Friday, January 28, 2011

Red Flag 11-2 provides combat experience

An F-16 Fighting Falcon from the 64th Aggressor Squadron, Nellis Air Force Base, Nev., takes off from the flightline during the first day of Red Flag 11-2 Jan. 24, 2011, at Nellis AFB. Red Flag is a combined exercise that provides a realistic, combat-training environment to the U.S. and its allies. (U.S. Air Force photo/Staff Sgt. Benjamin Wilson)

by Staff Sgt. Benjamin Wilson, Red Flag 11-2 Public Affairs

NELLIS AIR FORCE BASE, Nev. (AFNS) -- The first pilots flew into a simulated combat environment designed to give them the skills needed to survive in war during Red Flag 11-2 here Jan. 24.

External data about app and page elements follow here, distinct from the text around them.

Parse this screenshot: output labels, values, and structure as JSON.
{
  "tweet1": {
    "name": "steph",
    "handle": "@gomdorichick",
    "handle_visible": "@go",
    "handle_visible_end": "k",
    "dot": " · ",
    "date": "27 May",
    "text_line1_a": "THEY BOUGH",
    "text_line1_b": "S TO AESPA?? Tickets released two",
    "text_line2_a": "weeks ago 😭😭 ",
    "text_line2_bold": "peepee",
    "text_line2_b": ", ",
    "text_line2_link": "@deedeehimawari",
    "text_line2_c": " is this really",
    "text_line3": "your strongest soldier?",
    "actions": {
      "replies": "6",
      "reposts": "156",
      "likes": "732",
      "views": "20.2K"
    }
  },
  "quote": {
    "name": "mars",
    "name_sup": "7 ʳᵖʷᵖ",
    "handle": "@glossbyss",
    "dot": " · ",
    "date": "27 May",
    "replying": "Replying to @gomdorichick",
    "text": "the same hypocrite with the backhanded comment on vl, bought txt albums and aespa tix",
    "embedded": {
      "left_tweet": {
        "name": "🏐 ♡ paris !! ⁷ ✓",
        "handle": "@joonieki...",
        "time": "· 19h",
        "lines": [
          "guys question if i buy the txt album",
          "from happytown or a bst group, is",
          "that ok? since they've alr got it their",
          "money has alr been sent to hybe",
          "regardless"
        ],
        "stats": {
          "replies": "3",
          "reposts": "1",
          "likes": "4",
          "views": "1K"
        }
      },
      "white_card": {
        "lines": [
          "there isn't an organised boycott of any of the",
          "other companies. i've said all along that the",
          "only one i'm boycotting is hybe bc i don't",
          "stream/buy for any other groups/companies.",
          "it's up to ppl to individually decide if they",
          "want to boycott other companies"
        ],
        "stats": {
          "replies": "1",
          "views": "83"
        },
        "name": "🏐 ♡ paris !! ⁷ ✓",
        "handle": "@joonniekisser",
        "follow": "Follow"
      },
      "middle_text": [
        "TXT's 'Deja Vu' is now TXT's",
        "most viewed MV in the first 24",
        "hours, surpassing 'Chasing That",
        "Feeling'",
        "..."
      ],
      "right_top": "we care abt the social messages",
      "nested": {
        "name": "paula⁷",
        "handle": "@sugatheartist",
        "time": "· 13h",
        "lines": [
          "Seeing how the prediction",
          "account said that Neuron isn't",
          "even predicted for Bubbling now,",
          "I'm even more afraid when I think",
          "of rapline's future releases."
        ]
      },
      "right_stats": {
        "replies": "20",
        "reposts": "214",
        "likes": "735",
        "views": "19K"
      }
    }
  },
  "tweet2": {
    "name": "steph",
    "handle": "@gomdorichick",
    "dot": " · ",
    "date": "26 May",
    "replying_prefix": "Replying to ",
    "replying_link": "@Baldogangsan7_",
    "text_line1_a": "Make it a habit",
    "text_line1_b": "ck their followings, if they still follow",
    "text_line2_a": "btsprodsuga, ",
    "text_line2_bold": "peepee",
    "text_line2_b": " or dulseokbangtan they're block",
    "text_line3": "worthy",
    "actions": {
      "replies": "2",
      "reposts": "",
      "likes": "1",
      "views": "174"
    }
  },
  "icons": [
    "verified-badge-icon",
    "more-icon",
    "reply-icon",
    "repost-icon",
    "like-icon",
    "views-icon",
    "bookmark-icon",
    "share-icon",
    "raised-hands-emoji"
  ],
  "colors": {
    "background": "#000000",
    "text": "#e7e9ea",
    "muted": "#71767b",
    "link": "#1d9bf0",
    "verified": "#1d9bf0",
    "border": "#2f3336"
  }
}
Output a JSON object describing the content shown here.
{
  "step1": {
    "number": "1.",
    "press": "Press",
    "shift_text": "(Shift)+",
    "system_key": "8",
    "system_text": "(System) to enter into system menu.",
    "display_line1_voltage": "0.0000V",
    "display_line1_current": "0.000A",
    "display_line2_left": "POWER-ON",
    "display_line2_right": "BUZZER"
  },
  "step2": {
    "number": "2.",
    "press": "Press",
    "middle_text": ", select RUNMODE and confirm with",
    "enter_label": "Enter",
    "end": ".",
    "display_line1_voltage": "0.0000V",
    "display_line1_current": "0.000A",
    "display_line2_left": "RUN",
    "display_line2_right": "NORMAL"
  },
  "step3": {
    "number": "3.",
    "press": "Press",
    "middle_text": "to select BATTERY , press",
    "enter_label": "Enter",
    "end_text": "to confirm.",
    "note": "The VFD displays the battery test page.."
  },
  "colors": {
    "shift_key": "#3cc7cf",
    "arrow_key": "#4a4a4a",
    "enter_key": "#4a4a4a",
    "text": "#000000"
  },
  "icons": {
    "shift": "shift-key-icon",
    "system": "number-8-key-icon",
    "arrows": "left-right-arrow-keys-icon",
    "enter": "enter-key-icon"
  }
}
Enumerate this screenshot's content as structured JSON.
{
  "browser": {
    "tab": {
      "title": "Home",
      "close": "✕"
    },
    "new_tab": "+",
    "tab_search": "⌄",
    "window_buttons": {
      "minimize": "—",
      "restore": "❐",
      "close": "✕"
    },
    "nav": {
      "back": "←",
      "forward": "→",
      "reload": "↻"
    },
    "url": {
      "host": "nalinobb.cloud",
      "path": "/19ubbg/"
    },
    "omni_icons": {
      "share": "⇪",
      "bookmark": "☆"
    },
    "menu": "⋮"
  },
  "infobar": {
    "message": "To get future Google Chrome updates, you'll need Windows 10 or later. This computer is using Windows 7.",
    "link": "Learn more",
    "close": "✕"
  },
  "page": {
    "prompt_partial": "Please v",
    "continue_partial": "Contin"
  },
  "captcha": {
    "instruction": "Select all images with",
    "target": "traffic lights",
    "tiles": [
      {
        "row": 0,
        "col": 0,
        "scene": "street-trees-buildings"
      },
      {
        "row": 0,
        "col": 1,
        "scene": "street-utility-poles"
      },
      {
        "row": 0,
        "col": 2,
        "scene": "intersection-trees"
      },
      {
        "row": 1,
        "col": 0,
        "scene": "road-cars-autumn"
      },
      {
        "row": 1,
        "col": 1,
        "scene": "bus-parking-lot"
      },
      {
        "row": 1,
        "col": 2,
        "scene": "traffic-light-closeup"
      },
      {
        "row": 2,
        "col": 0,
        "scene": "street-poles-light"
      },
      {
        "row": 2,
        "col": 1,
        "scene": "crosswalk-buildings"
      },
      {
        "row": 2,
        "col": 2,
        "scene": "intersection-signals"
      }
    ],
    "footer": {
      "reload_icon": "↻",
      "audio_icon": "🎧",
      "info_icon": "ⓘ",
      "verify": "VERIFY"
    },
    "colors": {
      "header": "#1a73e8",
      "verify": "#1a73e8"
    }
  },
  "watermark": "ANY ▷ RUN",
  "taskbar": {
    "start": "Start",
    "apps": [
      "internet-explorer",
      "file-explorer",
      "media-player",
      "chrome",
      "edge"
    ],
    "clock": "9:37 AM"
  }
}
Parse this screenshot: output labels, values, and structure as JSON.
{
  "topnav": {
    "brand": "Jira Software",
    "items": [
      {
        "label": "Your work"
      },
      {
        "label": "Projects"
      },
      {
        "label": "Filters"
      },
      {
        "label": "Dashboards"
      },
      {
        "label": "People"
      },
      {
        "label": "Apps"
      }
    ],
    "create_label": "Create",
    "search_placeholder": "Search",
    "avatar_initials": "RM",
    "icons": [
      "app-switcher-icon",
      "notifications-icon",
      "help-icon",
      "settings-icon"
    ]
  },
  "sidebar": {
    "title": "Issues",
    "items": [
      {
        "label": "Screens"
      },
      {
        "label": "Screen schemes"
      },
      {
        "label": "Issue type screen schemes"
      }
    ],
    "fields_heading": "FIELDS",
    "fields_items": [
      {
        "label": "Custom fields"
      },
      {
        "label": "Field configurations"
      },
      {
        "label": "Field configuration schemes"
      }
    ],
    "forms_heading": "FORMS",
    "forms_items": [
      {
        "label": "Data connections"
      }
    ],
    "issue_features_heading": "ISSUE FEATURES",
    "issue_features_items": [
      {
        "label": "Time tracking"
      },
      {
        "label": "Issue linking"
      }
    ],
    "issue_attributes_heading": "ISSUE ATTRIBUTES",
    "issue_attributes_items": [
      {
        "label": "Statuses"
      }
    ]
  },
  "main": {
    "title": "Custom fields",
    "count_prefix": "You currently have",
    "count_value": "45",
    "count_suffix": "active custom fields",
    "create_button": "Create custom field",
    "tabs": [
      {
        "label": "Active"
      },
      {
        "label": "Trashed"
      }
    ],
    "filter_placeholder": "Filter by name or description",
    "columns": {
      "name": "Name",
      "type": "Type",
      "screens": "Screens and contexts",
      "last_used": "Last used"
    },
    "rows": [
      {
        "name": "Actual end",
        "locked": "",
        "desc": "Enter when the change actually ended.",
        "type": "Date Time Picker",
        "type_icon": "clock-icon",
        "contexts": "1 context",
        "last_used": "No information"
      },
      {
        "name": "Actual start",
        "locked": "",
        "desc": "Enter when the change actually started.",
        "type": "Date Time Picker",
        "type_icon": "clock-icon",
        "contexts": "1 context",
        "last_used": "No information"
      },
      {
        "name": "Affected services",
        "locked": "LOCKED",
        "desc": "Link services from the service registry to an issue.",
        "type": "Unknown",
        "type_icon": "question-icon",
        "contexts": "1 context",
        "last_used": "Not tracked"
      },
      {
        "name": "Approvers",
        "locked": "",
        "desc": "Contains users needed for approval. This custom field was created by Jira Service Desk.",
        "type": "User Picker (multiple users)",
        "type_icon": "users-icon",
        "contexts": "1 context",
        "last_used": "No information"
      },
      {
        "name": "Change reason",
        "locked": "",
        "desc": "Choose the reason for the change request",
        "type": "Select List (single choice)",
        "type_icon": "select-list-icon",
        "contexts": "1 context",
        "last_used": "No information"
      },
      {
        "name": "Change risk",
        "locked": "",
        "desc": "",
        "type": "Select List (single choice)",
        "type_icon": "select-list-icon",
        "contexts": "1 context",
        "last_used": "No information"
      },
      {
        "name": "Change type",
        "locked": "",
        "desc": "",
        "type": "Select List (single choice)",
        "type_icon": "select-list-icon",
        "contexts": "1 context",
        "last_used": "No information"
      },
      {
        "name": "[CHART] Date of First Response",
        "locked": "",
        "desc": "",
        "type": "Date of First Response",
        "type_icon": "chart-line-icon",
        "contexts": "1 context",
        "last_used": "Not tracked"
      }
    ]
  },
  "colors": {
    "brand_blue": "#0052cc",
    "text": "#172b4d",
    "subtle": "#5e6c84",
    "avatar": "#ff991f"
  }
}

"The mission of every Red Flag is to expose our combat aircrew to realistic training," said Col. S. Clinton Hinote, the Red Flag 11-2 Air Expeditionary Wing commander. "The idea is that if you give them very realistic combat-like training early in their careers, then they will make the mistakes that most people are going to make in the training environment."

Making mistakes in a training environment helps the aircrew learn valuable lessons for real combat.

A study conducted during the Vietnam War showed that if a pilot survived his first 10 combat missions, his chances of survival through the conflict went up exponentially, Colonel Hinote said.

Helping the aircrew gain combat experience is a professional aggressor force stationed at Nellis Air Force Base, Nev. Units assigned to the 57th Adversary Tactics Group act as the "bad guys" during Red Flag exercises, trying to stop the deployed forces from accomplishing their mission.

"Today, we are going to try to bomb some airfields and they are trying to stop us," Colonel Hinote said. "Some of our folks are going to get shot down and we're going to shoot down some of their folks, and we are going to come back and learn from the experience and get better at it."

Though the combat missions are the main reason for Red Flag exercises the event has more than one goal.

"Some of the main goals of Red Flag 11-2 are large force integration, strengthening coalition partnerships and bettering coalition interoperability," said Lt. Col. Dewey Smith, the Red Flag 11-2 team chief.

None of the goals of the exercise can be met, however, if units from across the continental U.S., Europe and the Southwest Asia cannot pull together as a team.

"The biggest challenge we will have is creating a coherent fighting team in the space of just a few days" Colonel Hinote said. "Otherwise the enemy aircraft and the enemy surface to air missiles are going to hand us our lunch."

Once the team is fighting together, they have full intentions to take advantage of the opportunity Red Flag provides.

"Red Flag is a gift that has been given to us," Colonel Hinote said. "It is important to be thankful for that because other folks don't get it and we have to take full advantage of this."

(Editor's note: Aircraft and members of the 52nd Fighter Wing at Spangdahlem Air Base, Germany, are deployed to Nellis Air Force Base, Nev., in support of Red Flag 11-2.)